Information given:
"""

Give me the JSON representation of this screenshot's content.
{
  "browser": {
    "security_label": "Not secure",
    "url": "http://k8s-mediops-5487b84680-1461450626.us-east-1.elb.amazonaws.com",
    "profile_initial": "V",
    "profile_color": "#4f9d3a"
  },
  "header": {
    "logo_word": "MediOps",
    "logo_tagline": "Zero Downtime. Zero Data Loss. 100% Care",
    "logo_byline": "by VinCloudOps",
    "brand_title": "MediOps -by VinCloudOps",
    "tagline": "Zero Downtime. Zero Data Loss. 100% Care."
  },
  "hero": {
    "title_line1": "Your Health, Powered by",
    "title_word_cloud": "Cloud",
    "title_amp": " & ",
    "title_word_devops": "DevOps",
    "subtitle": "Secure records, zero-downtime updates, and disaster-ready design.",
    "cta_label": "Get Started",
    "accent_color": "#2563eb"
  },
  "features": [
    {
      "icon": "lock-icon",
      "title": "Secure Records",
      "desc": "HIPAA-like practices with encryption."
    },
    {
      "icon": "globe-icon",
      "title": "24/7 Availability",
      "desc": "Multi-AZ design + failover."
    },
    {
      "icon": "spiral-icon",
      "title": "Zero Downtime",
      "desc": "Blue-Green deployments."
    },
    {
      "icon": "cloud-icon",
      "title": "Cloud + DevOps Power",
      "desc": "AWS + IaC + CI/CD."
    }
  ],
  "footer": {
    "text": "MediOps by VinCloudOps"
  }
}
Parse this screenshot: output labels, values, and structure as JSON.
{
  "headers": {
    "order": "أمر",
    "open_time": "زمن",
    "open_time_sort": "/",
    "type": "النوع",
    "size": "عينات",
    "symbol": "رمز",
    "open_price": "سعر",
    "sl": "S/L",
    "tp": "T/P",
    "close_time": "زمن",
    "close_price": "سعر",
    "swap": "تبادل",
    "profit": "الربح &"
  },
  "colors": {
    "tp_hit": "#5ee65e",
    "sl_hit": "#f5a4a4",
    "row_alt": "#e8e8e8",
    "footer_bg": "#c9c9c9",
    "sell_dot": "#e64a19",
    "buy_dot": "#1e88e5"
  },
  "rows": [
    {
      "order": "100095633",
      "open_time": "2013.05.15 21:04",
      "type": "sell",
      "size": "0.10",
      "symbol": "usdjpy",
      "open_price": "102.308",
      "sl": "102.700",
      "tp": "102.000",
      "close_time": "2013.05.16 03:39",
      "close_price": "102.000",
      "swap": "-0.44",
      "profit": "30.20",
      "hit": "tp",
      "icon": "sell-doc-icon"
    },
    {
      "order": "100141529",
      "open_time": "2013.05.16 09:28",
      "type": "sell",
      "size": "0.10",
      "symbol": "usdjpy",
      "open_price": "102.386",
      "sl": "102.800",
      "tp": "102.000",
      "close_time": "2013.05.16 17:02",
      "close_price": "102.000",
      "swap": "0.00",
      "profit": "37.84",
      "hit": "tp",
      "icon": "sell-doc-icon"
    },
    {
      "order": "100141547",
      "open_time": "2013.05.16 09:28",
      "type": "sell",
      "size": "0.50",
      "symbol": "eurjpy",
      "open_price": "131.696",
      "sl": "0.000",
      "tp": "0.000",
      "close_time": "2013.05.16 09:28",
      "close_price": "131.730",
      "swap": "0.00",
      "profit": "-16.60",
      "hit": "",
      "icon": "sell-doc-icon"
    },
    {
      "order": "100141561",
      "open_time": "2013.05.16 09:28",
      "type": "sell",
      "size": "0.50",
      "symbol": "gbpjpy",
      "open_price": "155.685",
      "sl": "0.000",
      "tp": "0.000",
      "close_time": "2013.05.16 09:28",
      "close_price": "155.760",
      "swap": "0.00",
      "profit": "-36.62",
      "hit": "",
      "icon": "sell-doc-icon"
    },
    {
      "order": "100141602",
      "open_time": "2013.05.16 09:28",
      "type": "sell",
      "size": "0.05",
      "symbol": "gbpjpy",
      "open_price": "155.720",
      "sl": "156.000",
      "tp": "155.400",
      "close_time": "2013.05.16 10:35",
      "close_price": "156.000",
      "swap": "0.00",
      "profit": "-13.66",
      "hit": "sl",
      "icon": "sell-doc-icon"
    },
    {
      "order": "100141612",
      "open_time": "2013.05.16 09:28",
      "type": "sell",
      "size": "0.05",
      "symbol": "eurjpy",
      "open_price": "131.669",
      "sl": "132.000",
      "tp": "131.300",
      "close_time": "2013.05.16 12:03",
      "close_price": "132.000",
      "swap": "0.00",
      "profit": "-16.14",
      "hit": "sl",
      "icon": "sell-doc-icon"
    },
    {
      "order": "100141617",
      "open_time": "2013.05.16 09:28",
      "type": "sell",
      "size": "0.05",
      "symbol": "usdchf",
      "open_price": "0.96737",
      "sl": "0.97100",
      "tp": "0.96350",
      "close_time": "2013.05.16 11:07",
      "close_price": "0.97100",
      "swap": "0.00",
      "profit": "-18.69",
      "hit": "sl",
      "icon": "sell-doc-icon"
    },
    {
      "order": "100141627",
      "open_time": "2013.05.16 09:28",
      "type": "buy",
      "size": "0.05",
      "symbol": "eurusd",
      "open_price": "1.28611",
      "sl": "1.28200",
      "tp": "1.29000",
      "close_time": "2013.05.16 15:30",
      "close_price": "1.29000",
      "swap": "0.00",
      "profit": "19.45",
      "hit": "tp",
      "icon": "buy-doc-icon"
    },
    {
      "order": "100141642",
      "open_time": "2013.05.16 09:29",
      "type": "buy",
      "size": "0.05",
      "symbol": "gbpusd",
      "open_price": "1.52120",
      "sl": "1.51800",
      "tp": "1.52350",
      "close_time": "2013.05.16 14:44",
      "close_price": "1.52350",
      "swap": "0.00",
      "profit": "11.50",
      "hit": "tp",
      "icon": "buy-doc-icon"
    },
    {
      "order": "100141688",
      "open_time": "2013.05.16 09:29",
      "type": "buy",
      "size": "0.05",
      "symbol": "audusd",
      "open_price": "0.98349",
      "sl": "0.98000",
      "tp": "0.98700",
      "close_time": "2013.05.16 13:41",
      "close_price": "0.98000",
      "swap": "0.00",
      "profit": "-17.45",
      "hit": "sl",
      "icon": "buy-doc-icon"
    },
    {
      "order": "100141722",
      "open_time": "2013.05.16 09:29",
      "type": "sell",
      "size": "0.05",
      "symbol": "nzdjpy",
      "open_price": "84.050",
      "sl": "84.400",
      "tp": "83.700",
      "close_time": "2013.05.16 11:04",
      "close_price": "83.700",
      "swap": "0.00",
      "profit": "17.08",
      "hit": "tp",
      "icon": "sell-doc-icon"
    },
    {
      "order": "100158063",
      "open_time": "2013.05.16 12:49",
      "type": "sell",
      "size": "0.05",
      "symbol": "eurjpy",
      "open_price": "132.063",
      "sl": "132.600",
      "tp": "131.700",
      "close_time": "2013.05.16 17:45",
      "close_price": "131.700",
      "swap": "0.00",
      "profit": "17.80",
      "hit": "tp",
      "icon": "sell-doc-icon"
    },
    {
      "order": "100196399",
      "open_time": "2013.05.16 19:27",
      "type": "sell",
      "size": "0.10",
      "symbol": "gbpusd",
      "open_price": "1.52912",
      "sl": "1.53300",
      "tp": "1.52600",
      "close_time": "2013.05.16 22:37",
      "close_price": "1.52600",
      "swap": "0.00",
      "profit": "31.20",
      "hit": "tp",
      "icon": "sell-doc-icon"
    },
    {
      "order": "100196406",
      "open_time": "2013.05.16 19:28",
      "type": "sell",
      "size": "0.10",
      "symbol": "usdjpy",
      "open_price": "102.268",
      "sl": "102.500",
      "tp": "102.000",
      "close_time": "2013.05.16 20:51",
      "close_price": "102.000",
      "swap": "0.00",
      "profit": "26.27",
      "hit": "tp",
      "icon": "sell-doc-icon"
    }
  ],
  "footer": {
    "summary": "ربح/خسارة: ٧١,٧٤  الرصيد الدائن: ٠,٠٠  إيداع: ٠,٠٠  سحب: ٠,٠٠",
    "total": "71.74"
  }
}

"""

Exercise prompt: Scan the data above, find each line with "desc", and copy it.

Solved problem:
      "desc": "HIPAA-like practices with encryption."
      "desc": "Multi-AZ design + failover."
      "desc": "Blue-Green deployments."
      "desc": "AWS + IaC + CI/CD."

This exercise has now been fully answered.